## [Information given]
◆ ◆ ◆

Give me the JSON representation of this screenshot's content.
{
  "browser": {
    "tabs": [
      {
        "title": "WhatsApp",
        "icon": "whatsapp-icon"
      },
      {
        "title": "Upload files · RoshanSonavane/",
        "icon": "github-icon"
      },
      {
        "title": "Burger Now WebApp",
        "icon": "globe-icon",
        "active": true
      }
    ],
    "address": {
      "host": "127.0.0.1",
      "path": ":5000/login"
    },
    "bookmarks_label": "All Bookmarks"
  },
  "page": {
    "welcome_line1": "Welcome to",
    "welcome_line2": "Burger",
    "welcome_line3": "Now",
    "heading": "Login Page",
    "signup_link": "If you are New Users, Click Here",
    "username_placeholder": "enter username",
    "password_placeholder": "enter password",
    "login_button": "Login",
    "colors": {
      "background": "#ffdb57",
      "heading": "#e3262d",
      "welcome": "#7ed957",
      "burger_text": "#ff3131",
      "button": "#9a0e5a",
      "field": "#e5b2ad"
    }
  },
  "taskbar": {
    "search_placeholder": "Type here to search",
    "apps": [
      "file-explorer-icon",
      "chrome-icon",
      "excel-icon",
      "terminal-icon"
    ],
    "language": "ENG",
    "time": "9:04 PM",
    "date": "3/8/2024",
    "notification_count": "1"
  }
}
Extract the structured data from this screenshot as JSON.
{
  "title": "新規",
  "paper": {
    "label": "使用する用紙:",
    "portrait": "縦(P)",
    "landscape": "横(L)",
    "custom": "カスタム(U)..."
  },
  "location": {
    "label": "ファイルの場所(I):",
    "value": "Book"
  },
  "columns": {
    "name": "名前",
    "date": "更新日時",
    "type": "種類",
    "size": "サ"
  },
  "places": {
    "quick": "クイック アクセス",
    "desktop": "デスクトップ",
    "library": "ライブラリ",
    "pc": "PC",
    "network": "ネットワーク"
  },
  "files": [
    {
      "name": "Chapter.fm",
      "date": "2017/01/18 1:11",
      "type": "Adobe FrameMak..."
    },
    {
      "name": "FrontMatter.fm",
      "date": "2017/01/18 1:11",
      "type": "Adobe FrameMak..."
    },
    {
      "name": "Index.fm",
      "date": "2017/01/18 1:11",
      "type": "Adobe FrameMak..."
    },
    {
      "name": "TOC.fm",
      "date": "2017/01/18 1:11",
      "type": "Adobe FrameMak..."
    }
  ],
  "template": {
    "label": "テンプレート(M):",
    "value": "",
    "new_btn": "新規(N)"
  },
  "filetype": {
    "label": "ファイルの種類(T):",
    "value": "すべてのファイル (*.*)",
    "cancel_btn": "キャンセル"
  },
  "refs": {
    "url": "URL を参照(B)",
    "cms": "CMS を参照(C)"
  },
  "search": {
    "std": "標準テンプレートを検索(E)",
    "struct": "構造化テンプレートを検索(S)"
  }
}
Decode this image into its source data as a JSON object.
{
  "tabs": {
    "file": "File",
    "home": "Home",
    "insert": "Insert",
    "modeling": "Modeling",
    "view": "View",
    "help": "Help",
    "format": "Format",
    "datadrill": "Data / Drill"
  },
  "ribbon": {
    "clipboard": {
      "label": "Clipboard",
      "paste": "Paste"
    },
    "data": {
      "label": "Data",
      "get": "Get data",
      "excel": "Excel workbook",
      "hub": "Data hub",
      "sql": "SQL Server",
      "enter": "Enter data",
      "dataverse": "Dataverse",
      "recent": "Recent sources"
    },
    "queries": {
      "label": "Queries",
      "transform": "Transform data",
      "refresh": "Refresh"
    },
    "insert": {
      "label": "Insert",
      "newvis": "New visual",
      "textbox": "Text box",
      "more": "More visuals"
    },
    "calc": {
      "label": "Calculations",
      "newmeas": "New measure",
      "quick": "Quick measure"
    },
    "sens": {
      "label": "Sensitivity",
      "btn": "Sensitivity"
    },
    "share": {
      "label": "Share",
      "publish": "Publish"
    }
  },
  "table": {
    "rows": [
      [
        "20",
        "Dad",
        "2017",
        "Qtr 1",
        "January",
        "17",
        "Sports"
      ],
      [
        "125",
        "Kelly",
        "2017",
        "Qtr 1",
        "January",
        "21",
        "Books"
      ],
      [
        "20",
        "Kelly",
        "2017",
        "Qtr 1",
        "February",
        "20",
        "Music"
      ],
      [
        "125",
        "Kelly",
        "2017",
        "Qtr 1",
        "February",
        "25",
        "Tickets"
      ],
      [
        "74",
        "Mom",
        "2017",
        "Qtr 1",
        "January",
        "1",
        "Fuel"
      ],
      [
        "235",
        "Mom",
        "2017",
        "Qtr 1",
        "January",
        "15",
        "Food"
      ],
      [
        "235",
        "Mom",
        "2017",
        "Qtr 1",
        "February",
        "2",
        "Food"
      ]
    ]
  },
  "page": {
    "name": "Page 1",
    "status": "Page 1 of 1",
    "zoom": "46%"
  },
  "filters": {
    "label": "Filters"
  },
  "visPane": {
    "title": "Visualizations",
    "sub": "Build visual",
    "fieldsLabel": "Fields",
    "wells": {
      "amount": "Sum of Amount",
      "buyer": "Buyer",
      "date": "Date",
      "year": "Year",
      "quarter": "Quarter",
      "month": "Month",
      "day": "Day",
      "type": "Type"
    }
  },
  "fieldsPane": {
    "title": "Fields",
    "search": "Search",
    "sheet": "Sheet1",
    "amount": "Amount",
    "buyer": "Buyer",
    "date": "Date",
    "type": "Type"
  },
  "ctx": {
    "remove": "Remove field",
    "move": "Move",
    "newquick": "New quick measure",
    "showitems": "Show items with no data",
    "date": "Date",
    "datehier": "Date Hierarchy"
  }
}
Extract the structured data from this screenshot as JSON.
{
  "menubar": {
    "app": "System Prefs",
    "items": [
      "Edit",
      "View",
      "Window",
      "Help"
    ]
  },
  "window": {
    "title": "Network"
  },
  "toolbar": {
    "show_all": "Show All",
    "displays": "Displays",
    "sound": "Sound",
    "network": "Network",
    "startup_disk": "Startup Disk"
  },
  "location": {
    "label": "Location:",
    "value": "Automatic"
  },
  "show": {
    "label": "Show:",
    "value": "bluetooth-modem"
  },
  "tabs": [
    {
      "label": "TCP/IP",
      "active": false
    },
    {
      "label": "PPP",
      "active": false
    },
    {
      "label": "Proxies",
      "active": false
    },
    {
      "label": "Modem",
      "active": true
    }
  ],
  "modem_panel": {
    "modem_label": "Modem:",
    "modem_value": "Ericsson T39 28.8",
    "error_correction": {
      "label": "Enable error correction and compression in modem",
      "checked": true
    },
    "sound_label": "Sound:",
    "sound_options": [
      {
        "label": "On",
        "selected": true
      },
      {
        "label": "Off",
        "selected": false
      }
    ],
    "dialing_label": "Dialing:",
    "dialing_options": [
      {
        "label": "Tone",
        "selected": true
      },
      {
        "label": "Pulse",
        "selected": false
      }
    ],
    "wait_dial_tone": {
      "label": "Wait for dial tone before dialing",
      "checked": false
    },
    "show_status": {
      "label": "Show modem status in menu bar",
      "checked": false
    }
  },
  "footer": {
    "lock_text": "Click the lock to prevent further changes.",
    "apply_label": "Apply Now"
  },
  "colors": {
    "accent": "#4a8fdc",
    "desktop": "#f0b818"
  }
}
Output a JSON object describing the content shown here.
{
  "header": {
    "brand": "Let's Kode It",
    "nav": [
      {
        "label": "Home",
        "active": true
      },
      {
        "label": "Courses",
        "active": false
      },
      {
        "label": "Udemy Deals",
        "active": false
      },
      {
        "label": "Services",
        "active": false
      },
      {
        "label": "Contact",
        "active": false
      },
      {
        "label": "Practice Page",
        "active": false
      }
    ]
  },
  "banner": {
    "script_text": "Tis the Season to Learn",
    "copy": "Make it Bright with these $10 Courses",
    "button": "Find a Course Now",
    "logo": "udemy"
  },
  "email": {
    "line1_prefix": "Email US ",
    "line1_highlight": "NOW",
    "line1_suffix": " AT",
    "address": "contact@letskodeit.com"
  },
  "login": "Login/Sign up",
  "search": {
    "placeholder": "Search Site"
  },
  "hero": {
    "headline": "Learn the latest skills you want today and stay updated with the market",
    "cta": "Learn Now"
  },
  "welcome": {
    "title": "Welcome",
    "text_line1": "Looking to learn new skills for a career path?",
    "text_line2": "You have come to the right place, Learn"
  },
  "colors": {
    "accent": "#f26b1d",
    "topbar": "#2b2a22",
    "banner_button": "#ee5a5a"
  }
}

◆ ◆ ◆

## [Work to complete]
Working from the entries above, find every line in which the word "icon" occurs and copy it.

## [Solution for this problem]
        "icon": "whatsapp-icon"
        "icon": "github-icon"
        "icon": "globe-icon",
      "file-explorer-icon",
      "chrome-icon",
      "excel-icon",
      "terminal-icon"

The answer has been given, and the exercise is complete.